Burnout was first described about 40 years ago as a psychological term by a German psychologist Herbert Freudenberger .  He used it to describe cases of physical or mental collapse in "helping" professions such as nurses and doctors .

According to National Institute for Occupational Safety and Health (NIOSH), almost 50 %  of US workers  report their job is "very or extremely stressful."

And one-fourth of US employees view their jobs as the number one stressor in their lives. 

Much of that stress or emotional strain is attributed to demanding circumstances. However, stressed people can still imagine that if they can just get everything under control, they'll feel better.

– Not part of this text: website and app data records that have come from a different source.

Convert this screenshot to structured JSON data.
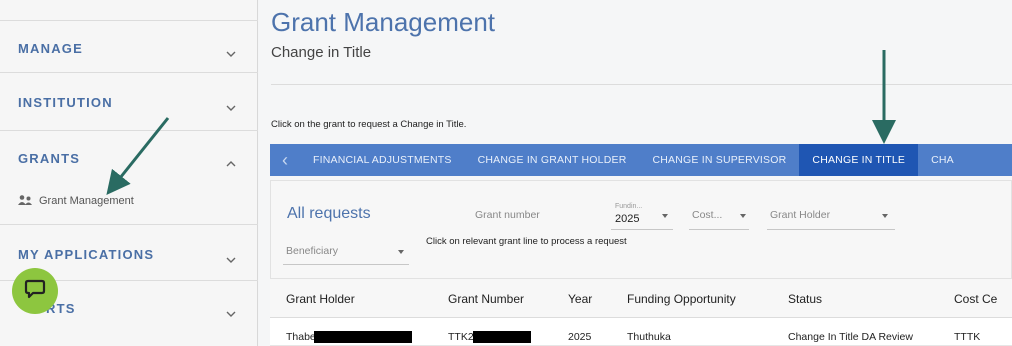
{
  "sidebar": {
    "sections": [
      {
        "label": "MANAGE",
        "expanded": false
      },
      {
        "label": "INSTITUTION",
        "expanded": false
      },
      {
        "label": "GRANTS",
        "expanded": true
      },
      {
        "label": "MY APPLICATIONS",
        "expanded": false
      },
      {
        "label": "RTS",
        "expanded": false
      }
    ],
    "grants_sub_item": {
      "label": "Grant Management",
      "icon": "users-icon"
    }
  },
  "chat": {
    "icon": "chat-icon"
  },
  "header": {
    "title": "Grant Management",
    "subtitle": "Change in Title"
  },
  "instruction": "Click on the grant to request a Change in Title.",
  "tabs": {
    "prev_icon": "chevron-left-icon",
    "items": [
      {
        "label": "FINANCIAL ADJUSTMENTS",
        "active": false
      },
      {
        "label": "CHANGE IN GRANT HOLDER",
        "active": false
      },
      {
        "label": "CHANGE IN SUPERVISOR",
        "active": false
      },
      {
        "label": "CHANGE IN TITLE",
        "active": true
      },
      {
        "label": "CHA",
        "active": false
      }
    ]
  },
  "requests": {
    "title": "All requests",
    "filters": {
      "grant_number_placeholder": "Grant number",
      "funding_label": "Fundin...",
      "funding_value": "2025",
      "cost_placeholder": "Cost...",
      "grant_holder_placeholder": "Grant Holder",
      "beneficiary_placeholder": "Beneficiary"
    },
    "process_instruction": "Click on relevant grant line to process a request",
    "columns": [
      "Grant Holder",
      "Grant Number",
      "Year",
      "Funding Opportunity",
      "Status",
      "Cost Ce"
    ],
    "rows": [
      {
        "grant_holder": "Thabe",
        "grant_number": "TTK2",
        "year": "2025",
        "funding_opportunity": "Thuthuka",
        "status": "Change In Title DA Review",
        "cost_centre": "TTTK"
      }
    ]
  },
  "colors": {
    "accent": "#4f7ec9",
    "active_tab": "#1f56b3",
    "title_blue": "#4d73ac",
    "chat_green": "#8dc63f",
    "annotation_arrow": "#2a6b62"
  }
}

Burnout, on the other hand, is about lack of control. Being burned out means feeling empty and mentally exhausted, devoid of motivation, and beyond caring. People experiencing burnout often don't see any hope of positive change in their situations.

According to the WHO, the symptoms of burnout are  feeling depleted of energy or exhausted; feeling mentally distanced from or cynical about one's job; and problems getting one's job done successfully. The WHO notes that burnout is to be used specifically "in the occupational context" and that it "should not be applied to describe experiences in other areas of life."

Workplace burnout is a multi-layered problem  that can result from various factors, including: lack of control, unclear job expectations, dysfunctional workplace dynamics, extremes of activity, lack of social support and  work-life imbalance. If your work takes up so much of your time and effort that you don't have the energy to spend time with your family and friends, you might burn out quickly.

Stress is a highly personalized phenomenon and can vary widely even in identical situations for different reasons. Ignored or unaddressed job burnout can have significant consequences, including: fatigue, insomnia, sadness, anger or irritability , alcohol or substance misuse, heart disease, high blood pressure , type 2 diabetes and increase vulnerability to illnesses.

In the end, burnout is tied to our relationship with our work and with our workplace but it can also be prevented. To get started evaluate your options and discuss specific concerns and solutions with your supervisor. Find support whether you reach out to co-workers, an employee assistance program , friends or loved ones, collaboration might help you cope. Try a relaxing activity such as yoga, meditation or tai chi. Get some exercise, it can help you to better deal with stress. It can also take your mind off work. Get some sleep. It restores well-being and helps protect your health. Schedule time to turn your devices off. Avoid your phone and computer before bed and put them in a separate room while you sleep.

Find a system that works for you, but bottom-line do your best to keep an open mind. Your job is not worth your health.